Given the size of this deal and the difficulty in finding bank financing, it’s just not an 8% cap.  12% cap is more reasonable, so your value is:21x$271x70=$398k 1 SFH @ $80k = $80k=$478kSo if you can get it at $442k, great!Based on your description and my gut, I’d bet those POHs have nearly $0 value.  Put them on RTO agreements or outright give them away.  But as regards the two duplex POHs, you’ll probably need to ‘un-duplex’ them and return them to their original floorpan and then sell them.  This will involve tearing down a dividing wall and perhaps pulling-out an extra kitchen.  This would be a lower priority.  Basically the next time they come vacant, do the work then, and sell them.We recently purchased a similar park.  The ‘hitch’ with the SFH on our park was that the new government regulations required 60’-wide frontage onto the main street that ran infront of the park.  The mobile homes were in the way.  So our home is ‘stranded’ in the middle of the park.  If your SFH is right up front facing onto the street, you’ll likely be able to parcel it off.  But talk to your city; there could be a myriad of other silly regulations that will force you to keep it as a rental and thus reduce homeownership in this country.  (OK, I’m off my soapbox now!)  Maybe get a Section 8 tenant in the house.  In the West, S8 tends to have good-quality tenants, but ask other landlords in the area what their experience has been.Definitely bill for water.  Just don’t make a profit on it, or you will almost certainly subject yourself to all the regulations of being a ‘utility.’  Usage will drop by about 1/3rd.  It’s what’s right for the environment and what’s right for your wallet.  Nice!Your management expense is a little high, but not cripplingly so.  Should be $10/lot/month (e.g. $210/mo.) plus free lot rent (not free house rent - just lot).  Probably add-in another $10/month for the SFH.Ask the seller to carry-back paper if you can’t find a bank to go more than 50% LTV.  Take the bank money and make the seller carry-back 30% and you put up 20%.Good luck, and let us know how your negotiations go,-jl-
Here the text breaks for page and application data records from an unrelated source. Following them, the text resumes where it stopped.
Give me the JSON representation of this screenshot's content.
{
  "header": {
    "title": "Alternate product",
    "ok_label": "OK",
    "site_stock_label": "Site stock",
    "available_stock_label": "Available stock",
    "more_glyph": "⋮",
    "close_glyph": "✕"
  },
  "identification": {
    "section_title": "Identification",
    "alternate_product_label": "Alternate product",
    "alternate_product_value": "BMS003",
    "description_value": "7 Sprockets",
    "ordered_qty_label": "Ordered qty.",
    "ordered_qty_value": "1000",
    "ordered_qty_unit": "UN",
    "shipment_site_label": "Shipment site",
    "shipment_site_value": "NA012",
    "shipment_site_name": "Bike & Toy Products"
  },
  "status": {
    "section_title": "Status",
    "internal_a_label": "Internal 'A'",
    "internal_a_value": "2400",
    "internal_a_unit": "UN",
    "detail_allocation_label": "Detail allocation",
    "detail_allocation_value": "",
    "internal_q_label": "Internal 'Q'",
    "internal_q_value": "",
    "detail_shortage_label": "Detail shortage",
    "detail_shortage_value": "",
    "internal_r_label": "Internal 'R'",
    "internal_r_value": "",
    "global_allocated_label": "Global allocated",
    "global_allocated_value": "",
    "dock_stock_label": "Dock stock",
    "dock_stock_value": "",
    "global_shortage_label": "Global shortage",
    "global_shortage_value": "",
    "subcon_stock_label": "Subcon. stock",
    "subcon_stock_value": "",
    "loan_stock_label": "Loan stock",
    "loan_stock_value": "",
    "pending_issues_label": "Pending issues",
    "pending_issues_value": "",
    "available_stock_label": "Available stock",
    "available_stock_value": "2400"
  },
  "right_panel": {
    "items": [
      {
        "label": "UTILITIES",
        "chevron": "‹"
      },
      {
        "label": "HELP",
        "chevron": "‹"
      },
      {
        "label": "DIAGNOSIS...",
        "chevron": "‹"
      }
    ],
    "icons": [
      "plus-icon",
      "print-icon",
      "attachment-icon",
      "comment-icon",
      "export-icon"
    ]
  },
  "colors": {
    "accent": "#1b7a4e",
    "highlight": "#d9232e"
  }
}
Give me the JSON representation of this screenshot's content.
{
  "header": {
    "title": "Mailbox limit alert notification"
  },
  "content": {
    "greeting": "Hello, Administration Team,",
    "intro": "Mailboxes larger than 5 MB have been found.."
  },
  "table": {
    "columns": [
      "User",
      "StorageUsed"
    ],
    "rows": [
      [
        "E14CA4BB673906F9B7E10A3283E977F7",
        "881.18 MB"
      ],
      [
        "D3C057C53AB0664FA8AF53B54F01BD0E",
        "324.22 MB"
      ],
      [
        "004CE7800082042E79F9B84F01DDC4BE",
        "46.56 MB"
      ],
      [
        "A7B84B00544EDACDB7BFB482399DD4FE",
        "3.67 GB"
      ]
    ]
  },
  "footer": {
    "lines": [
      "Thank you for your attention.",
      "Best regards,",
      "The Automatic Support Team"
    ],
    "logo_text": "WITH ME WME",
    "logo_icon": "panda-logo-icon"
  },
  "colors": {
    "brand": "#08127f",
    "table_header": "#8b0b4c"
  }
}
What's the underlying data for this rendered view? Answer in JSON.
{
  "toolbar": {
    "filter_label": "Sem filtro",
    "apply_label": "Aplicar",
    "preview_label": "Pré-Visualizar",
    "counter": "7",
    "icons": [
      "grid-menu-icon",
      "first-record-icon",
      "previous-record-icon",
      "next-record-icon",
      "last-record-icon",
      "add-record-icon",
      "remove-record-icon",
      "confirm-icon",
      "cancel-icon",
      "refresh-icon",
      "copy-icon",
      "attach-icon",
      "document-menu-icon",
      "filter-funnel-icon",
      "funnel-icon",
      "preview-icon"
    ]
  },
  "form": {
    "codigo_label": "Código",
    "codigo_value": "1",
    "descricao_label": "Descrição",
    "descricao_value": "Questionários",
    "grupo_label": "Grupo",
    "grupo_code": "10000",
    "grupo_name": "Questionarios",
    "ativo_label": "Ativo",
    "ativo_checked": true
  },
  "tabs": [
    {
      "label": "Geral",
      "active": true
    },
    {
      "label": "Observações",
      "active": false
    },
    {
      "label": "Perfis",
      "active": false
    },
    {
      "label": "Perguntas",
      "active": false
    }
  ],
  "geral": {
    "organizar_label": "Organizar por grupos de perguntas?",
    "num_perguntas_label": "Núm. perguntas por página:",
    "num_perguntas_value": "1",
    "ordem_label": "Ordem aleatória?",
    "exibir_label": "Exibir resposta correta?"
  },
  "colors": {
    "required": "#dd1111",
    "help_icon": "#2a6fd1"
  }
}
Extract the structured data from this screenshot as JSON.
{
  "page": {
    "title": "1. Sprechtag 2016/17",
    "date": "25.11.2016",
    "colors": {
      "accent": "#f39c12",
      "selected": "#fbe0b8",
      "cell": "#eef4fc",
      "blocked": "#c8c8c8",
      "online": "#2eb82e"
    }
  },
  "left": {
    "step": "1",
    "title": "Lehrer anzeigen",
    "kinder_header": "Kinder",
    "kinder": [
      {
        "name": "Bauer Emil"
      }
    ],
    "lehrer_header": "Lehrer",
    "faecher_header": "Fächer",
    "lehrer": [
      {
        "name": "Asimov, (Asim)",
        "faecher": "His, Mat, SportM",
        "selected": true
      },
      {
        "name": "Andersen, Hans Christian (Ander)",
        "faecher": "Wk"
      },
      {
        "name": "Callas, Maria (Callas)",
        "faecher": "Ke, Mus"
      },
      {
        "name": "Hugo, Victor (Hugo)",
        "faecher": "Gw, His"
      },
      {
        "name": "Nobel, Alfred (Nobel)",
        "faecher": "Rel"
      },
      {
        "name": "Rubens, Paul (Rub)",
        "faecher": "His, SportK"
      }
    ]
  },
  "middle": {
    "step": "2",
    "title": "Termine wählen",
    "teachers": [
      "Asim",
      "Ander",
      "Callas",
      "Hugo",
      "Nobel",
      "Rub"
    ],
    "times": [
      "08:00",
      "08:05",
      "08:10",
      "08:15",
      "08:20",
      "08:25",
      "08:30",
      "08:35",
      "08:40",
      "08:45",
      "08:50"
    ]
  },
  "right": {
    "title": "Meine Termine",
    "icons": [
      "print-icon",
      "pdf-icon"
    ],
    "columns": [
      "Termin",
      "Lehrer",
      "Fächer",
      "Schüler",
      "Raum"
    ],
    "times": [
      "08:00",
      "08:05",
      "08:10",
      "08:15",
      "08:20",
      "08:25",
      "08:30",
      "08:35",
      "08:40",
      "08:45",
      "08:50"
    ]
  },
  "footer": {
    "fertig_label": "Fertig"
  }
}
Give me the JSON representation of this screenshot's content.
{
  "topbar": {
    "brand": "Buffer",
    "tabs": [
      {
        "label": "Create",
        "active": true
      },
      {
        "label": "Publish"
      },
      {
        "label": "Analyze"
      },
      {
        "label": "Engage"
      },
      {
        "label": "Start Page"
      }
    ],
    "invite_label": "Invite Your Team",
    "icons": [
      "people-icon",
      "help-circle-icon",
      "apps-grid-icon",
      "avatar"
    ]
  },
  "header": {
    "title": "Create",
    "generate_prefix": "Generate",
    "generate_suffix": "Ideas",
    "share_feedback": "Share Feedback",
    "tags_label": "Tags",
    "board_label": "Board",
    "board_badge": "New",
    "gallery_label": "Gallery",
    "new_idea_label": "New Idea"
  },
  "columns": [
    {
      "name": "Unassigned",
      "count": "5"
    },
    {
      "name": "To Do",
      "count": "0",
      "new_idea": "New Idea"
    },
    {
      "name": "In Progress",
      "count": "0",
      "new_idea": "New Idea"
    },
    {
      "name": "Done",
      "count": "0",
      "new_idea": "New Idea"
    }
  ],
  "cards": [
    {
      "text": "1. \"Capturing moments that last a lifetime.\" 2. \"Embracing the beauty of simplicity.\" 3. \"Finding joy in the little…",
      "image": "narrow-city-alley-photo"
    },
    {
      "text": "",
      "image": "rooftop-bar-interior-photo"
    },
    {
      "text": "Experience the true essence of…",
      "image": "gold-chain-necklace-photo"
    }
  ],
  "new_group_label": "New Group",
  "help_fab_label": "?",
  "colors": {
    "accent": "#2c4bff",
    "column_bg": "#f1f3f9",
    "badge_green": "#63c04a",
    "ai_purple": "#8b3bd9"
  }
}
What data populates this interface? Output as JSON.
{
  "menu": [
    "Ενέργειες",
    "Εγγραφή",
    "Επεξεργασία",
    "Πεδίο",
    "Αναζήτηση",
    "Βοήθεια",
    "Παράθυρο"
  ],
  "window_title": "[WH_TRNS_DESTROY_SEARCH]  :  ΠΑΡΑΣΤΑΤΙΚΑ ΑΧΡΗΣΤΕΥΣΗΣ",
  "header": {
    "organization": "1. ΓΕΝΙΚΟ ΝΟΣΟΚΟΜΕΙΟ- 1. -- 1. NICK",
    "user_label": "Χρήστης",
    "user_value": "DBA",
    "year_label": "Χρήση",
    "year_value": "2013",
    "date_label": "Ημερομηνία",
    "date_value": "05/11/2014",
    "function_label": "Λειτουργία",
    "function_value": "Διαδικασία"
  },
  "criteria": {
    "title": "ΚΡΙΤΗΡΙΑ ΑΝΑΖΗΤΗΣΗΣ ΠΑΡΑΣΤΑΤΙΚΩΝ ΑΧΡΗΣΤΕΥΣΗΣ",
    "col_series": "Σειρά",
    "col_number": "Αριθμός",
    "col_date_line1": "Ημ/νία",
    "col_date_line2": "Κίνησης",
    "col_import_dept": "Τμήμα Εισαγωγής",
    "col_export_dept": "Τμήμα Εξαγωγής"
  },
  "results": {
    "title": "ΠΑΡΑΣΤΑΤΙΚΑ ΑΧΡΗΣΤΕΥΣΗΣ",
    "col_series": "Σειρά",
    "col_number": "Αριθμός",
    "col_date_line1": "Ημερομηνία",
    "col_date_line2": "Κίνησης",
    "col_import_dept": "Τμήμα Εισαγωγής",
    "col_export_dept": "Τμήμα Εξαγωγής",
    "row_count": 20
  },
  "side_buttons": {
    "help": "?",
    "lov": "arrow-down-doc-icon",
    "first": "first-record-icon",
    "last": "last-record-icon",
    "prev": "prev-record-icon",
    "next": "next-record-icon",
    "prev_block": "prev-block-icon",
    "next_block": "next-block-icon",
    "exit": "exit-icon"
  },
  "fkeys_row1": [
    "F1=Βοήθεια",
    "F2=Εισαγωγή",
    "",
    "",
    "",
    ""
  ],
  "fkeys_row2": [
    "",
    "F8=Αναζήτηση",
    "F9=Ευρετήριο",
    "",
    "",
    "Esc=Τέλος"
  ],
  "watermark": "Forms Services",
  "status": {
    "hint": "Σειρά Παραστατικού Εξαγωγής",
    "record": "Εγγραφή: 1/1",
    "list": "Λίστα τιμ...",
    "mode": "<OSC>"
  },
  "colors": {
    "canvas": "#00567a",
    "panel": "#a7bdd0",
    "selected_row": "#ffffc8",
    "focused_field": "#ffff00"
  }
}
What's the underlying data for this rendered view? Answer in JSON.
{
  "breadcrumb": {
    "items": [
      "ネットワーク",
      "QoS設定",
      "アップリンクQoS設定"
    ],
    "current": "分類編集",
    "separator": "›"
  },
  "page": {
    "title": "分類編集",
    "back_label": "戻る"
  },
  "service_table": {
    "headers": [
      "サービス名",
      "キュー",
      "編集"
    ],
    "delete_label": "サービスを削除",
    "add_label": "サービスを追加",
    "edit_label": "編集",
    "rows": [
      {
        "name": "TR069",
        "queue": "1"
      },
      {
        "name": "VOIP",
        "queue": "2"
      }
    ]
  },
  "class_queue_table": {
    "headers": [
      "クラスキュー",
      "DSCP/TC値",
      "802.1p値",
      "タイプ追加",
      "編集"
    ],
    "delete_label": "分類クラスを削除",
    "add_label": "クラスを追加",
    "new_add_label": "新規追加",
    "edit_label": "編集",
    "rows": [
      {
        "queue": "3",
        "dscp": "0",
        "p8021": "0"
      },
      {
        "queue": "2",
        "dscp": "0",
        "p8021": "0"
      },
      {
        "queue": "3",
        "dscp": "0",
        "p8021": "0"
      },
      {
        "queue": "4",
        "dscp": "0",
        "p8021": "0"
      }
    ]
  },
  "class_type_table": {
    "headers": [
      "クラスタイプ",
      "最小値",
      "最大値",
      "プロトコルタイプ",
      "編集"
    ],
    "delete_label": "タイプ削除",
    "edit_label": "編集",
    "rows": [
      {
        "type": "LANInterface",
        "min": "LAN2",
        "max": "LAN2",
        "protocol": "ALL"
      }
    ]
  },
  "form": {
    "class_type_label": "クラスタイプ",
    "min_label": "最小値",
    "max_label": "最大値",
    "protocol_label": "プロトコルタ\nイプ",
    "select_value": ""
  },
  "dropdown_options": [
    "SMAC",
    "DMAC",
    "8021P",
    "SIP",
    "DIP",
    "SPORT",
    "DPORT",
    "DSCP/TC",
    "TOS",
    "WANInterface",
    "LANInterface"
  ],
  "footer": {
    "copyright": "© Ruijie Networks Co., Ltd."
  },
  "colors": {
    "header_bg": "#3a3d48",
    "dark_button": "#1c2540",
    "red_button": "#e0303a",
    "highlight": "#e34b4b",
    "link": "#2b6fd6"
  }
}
Hi Jefferson,Thank you for the feedback. I’ll try and lower the management expense if I end up buying. I tried to contact a couple property managers locally to vet that expense, but couldn’t connect this week. Completely with you on water usage. Out west where I live, the water is precious. On that note, apparently the city will provide grey water for $15 flat a month for landscaping. Pretty cool.Negotiations/underwriting continues, and as always, the more you dig the more you find. So now there are 8 POHs (all but 2 are pre-HUD): a 1990 park model, a '71 Fleetwood, '70 Detroit, '72 Acae A17, '77 Skyline, an unidentified '72 something, and two 1965 Longmark 12x65 duplexes…which sound like they were purpose built duplexes. The rentals are the thorn for me on this deal. The house I can sell, the POHs I can sell, but the duplexes…not sure. The rent spread on the rented (non-duplex) POHs is only $75-$150 over the lot rent which seems a little thin for all the R&M that goes along with them, but maybe that is normal. Just another good reason to plan on selling them. Also learned there are 2 RVs, one owned by the manager who is getting free lot rent, and another paying full lot rent. I’ll probably write the offer including the RV paying rent, but if it is not hooked up permanently I’m not paying for it. I don’t know anything about RVs, but if the cash flow can drive away, I’m out.Yes, this house should be fine given the frontage. I don’t want to offer the full price I can sell it for though since I’ll have to take the time and pay an attorney to get it parceled out, plus take the chance I can never sell it.Anyway, you guys provide a lot of good resources here. I talked to some debt and insurance folks you recommend here and they were solid professionals.I’ll post up where this thing ends up. Thank you for taking the time to comment.Thanks,Brad